Welcome to the NATO Strategic Communication WikiEdit
We're researching into how multilateral organisations involved in complex foreign policy environments can use strategic communication more effectively to achieve organisational objectives. NATO in Afghanistan is our primary case study. The basis of the research is centred around how strategic communication management can be improved to service the needs of the organisation.
This wiki embraces the idea that collaborative practice may contribute to the body of knowledge and therefore increase the quality of research output. Feel free to edit anywhere in the wiki.
In the 21st century, we live in an information rich environment, evidenced by 24/7 media coverage, real-time reporting, interactive internet usage, citizen-reporting and exponential communication technology development. This environment is global, where information can be accessed and provided from almost anywhere on the planet and where anyone with cheap and simple technology can contribute to the generation of narratives. Even the developing world is undergoing a communication revolution, ‘digital leap-frogging’ into this new world.
The world of journalism is in turmoil as rapid technological advances and user-generated content wipe away traditional business models. Equally, the fields of public relations, corporate communications and marketing are fighting to develop new ways of operating.
Political communications is also in transition, as shown by new electoral campaigns attempting to harness the power of this new environment.
In this rapidly developing global information environment, foreign policy is also succumbing to the new rules, with ‘new public diplomacy’ finding its way into ministries of foreign affairs and embassies across the world.
And as an extension of foreign policy, warfare is not immune to the changes taking place. Whereas propaganda, deception and the manipulation of information are as ancient as warfare itself, the driving need to harness communication and information within the contemporary information maelstrom is being felt across militaries, politico-military alliances, insurgent groups, war-torn societies and terrorist entities.
In strict military terms, modern militaries have been developing capabilities over the last decade or so. Public affairs, media operations, information operations and, more recently, the notion of strategic communication have become increasingly a feature of modern military forces.
However, alongside the brisk and relentless changes, the development of military and diplomatic information and communication capabilities in the post 9/11 warfare environment, mostly signified by asymmetric counter-insurgency warfare, has been far from smooth.

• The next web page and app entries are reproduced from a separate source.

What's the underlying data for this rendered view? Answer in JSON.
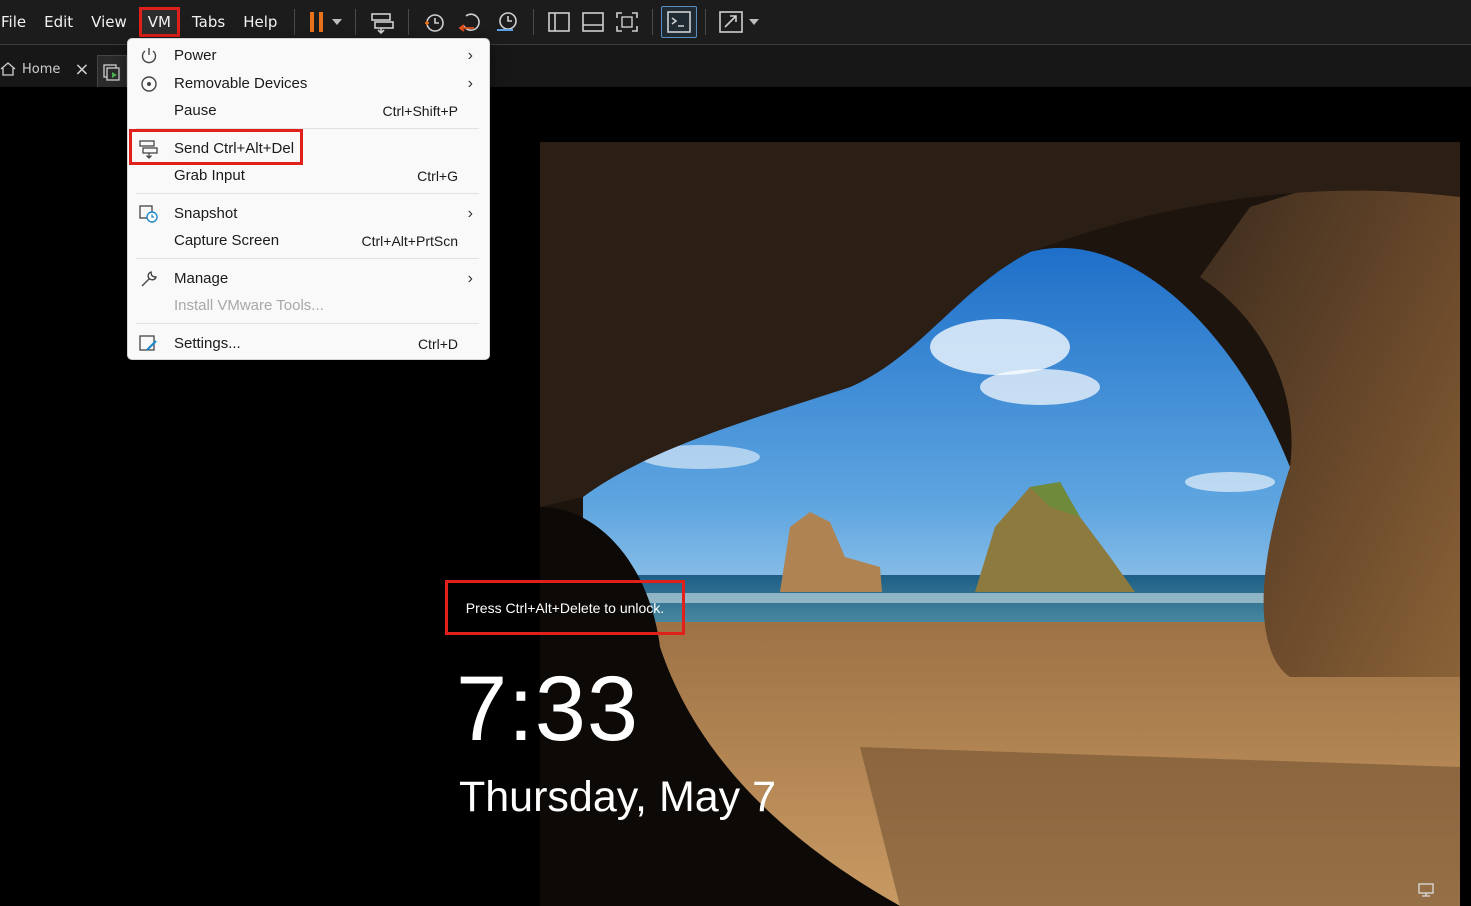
{
  "menubar": {
    "items": [
      "File",
      "Edit",
      "View",
      "VM",
      "Tabs",
      "Help"
    ],
    "active": "VM"
  },
  "colors": {
    "pause_orange": "#e8711a",
    "highlight_red": "#e0201a",
    "menu_bg": "#f9f9f9",
    "toolbar_bg": "#1c1c1c"
  },
  "toolbar": {
    "icons": [
      "pause-icon",
      "send-ctrl-alt-del-icon",
      "snapshot-icon",
      "revert-snapshot-icon",
      "snapshot-manager-icon",
      "sidebar-view-icon",
      "thumbnail-view-icon",
      "fit-guest-icon",
      "console-view-icon",
      "full-screen-icon"
    ]
  },
  "tabs": {
    "home_label": "Home"
  },
  "vm_menu": {
    "items": [
      {
        "label": "Power",
        "shortcut": "",
        "submenu": true,
        "icon": "power-icon"
      },
      {
        "label": "Removable Devices",
        "shortcut": "",
        "submenu": true,
        "icon": "removable-devices-icon"
      },
      {
        "label": "Pause",
        "shortcut": "Ctrl+Shift+P",
        "submenu": false,
        "icon": ""
      },
      {
        "label": "Send Ctrl+Alt+Del",
        "shortcut": "",
        "submenu": false,
        "icon": "send-ctrl-alt-del-icon",
        "highlighted": true
      },
      {
        "label": "Grab Input",
        "shortcut": "Ctrl+G",
        "submenu": false,
        "icon": ""
      },
      {
        "label": "Snapshot",
        "shortcut": "",
        "submenu": true,
        "icon": "snapshot-icon"
      },
      {
        "label": "Capture Screen",
        "shortcut": "Ctrl+Alt+PrtScn",
        "submenu": false,
        "icon": ""
      },
      {
        "label": "Manage",
        "shortcut": "",
        "submenu": true,
        "icon": "wrench-icon"
      },
      {
        "label": "Install VMware Tools...",
        "shortcut": "",
        "submenu": false,
        "icon": "",
        "disabled": true
      },
      {
        "label": "Settings...",
        "shortcut": "Ctrl+D",
        "submenu": false,
        "icon": "settings-icon"
      }
    ]
  },
  "lockscreen": {
    "prompt": "Press Ctrl+Alt+Delete to unlock.",
    "time": "7:33",
    "date": "Thursday, May 7"
  }
}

Adversaries have also utilised communications capabilities to potent effect.
Widespread comment and opinion, sourced largely from and about the Iraqi and Afghan theatres, have indicated that in contemporary warfare information utility and communication remain problematical, failing to effectively and efficiently contribute to the achievement of strategic objectives. In short, strategic communication has failed to deliver. This has been recognised at national levels, especially in the US, but the backdrop of NATO’s operations in Afghanistan has also provided similar sentiment.
Equally, NATO’s operations in Afghanistan present challenges considered highly contemporary in nature, in that they involve widespread communication issues through the politico-military and multinational organizational structure of NATO within a counter-insurgency context.
Within the field of international relations, whilst there are academic studies into the Afghan conflict, counter-insurgency, information operations, multinational organizations and NATO, none appear to address the issues presented by communication capabilities of multinational politico-military coalitions conducting counter-insurgency campaigns.
However, discourse in global, multinational and organizational communication capabilities within the corporate world is replete with academic work. Much of this is centred around the Excellence theory, proposed by Professor James Grunig in the 1990's after an extensive 15 year research programme. Although not without its detractors, this theory has been widely tested across the world. Further, there has been academic work associating this theory with public diplomacy and, notably, with public relations functions within NATO in a peacekeeping context, namely in Bosnia-Hercegovina.
This research intends to use previous related work, ongoing stances and established public relations theories, such as the Excellence theory, in order to examine their applicability to communication capabilities within a counter-insurgency context. From this study it is intended to forge a general normative theory for such capabilities under these circumstances.